Action item: Word for word, repeat all of the entries below.

Dataset rows for apps and sites:
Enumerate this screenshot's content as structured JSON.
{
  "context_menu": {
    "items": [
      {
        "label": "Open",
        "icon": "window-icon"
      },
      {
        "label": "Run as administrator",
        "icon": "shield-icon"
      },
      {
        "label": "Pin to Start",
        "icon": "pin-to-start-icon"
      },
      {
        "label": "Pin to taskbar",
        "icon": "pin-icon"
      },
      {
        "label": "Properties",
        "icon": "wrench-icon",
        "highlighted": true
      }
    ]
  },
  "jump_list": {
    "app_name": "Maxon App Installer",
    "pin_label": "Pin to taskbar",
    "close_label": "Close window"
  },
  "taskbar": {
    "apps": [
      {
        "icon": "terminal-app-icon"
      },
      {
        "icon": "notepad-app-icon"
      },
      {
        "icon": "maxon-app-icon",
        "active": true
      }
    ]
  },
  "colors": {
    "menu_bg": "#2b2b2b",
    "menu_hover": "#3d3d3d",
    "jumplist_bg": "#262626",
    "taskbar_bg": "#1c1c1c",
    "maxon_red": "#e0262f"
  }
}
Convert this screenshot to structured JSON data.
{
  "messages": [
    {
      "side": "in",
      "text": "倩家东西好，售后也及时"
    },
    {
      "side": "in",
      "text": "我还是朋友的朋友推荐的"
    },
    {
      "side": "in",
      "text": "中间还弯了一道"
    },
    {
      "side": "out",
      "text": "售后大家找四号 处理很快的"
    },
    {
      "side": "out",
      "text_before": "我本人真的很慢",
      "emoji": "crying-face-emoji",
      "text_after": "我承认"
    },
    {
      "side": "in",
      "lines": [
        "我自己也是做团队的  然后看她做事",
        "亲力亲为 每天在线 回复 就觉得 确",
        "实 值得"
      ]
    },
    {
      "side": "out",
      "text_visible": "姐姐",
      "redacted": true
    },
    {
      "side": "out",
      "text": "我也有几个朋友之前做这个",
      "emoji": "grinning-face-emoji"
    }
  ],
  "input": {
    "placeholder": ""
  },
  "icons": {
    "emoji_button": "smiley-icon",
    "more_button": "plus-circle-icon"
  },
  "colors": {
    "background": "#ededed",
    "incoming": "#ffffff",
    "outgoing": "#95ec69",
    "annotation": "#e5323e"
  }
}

Expected answer:
Enumerate this screenshot's content as structured JSON.
{
  "context_menu": {
    "items": [
      {
        "label": "Open",
        "icon": "window-icon"
      },
      {
        "label": "Run as administrator",
        "icon": "shield-icon"
      },
      {
        "label": "Pin to Start",
        "icon": "pin-to-start-icon"
      },
      {
        "label": "Pin to taskbar",
        "icon": "pin-icon"
      },
      {
        "label": "Properties",
        "icon": "wrench-icon",
        "highlighted": true
      }
    ]
  },
  "jump_list": {
    "app_name": "Maxon App Installer",
    "pin_label": "Pin to taskbar",
    "close_label": "Close window"
  },
  "taskbar": {
    "apps": [
      {
        "icon": "terminal-app-icon"
      },
      {
        "icon": "notepad-app-icon"
      },
      {
        "icon": "maxon-app-icon",
        "active": true
      }
    ]
  },
  "colors": {
    "menu_bg": "#2b2b2b",
    "menu_hover": "#3d3d3d",
    "jumplist_bg": "#262626",
    "taskbar_bg": "#1c1c1c",
    "maxon_red": "#e0262f"
  }
}
Convert this screenshot to structured JSON data.
{
  "messages": [
    {
      "side": "in",
      "text": "倩家东西好，售后也及时"
    },
    {
      "side": "in",
      "text": "我还是朋友的朋友推荐的"
    },
    {
      "side": "in",
      "text": "中间还弯了一道"
    },
    {
      "side": "out",
      "text": "售后大家找四号 处理很快的"
    },
    {
      "side": "out",
      "text_before": "我本人真的很慢",
      "emoji": "crying-face-emoji",
      "text_after": "我承认"
    },
    {
      "side": "in",
      "lines": [
        "我自己也是做团队的  然后看她做事",
        "亲力亲为 每天在线 回复 就觉得 确",
        "实 值得"
      ]
    },
    {
      "side": "out",
      "text_visible": "姐姐",
      "redacted": true
    },
    {
      "side": "out",
      "text": "我也有几个朋友之前做这个",
      "emoji": "grinning-face-emoji"
    }
  ],
  "input": {
    "placeholder": ""
  },
  "icons": {
    "emoji_button": "smiley-icon",
    "more_button": "plus-circle-icon"
  },
  "colors": {
    "background": "#ededed",
    "incoming": "#ffffff",
    "outgoing": "#95ec69",
    "annotation": "#e5323e"
  }
}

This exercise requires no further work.